Wednesday, 28 November 2012

Le Cercle Rouge [1970]

Most of the memorable heist films made over the years, almost as a rule, end on a bad note for their amoral anti-heroes; yet the charm, the cool, the fatalism, the existentialism and the seedy underbelly depicted in them, invariably make them fascinating. Jean-Pierre Melville had a love affair with caper films all through his life, and Le Cercle Rouge, his penultimate work and a terrific exercise in the genre, would easily rank alongside his finest works. Corey (Alain Delon), a laconic man and a lone operator who has just been released after 5 years in prison, literally crashes into Vogel (Gian-Maria Volonté), an escaped convict. They, along with a former cop (Yves Montand), who's a crackshot and an alcoholic, attempt a daring robbery – that of a high-end jewelry story with gargantuan security systems. Two roadblocks, however, throw their perfect plan to the dumps – the difficulty of finding buyers for the loots, and a mild-mannered, cat-loving cop (Bourvil). Instead of the cool and delectable stylishness of his earlier Bob le Flambeur, this was filled to the brim with incredible moodiness, visually and viscerally arresting atmosphere, and a strong sense of existentialism and doom; the near-silent and meticulously detailed heist sequence was highly reminiscent of Dassin’s Rififi. The film was also a wonderful character study of three lonely men who have fallen off the social radar, forever destined to be on the run from their pasts and their futures, and the brief but subtly affecting camaraderie that develops between them. Melville paced the story exceptionally well, and that, along with the filtered visuals, minimalist score and restrained performances, made this a gripping and a supremely engaging watch.

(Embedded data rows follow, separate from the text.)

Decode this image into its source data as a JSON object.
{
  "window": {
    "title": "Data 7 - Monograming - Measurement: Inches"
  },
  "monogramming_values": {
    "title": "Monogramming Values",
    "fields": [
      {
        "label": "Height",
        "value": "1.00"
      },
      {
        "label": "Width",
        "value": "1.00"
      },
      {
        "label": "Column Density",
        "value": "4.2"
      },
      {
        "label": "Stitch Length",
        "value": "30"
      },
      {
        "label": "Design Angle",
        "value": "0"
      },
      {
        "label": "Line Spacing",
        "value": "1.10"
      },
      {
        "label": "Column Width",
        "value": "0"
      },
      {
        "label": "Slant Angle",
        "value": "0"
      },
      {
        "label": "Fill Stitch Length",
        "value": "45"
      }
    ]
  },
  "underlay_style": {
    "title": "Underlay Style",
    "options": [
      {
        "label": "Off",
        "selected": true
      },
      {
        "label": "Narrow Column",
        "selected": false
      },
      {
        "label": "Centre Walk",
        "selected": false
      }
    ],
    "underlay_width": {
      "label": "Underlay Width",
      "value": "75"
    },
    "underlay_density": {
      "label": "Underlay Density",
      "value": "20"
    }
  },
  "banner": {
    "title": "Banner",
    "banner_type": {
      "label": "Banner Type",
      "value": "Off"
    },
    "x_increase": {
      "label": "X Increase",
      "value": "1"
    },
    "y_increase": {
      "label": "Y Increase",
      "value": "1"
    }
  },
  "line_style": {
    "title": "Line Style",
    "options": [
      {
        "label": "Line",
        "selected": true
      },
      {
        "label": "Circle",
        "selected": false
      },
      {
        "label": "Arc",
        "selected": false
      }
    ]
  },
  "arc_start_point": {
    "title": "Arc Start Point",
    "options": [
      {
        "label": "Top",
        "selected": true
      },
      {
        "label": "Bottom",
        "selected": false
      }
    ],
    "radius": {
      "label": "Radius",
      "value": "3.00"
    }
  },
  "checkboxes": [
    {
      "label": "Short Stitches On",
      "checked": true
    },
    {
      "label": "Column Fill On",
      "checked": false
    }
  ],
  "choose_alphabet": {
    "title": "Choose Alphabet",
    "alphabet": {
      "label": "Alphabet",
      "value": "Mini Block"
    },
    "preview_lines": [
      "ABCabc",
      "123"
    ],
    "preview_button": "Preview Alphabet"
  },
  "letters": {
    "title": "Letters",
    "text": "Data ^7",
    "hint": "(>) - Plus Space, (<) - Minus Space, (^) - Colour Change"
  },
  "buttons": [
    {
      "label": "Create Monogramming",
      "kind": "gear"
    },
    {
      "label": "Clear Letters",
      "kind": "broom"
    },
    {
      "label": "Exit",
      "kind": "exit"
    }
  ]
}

Director: Jean-Pierre Melville
Genre: Thriller/Crime Thriller/Post-Noir/Heist Film
Language: French
Country: France


Jon said...

Great post Shubhajit. One of your best. I just wrote a piece on this but haven't posted it yet. I agree with almost everything you said here. It gets better to me each time I watch it.

Shubhajit said...

Thanks a lot Jon. Nice coincidence that you too have written a piece on this exquisite Melville film, and glad that you agree with my summation. I'd be really interested to read your take on it once you decide to post it at your place.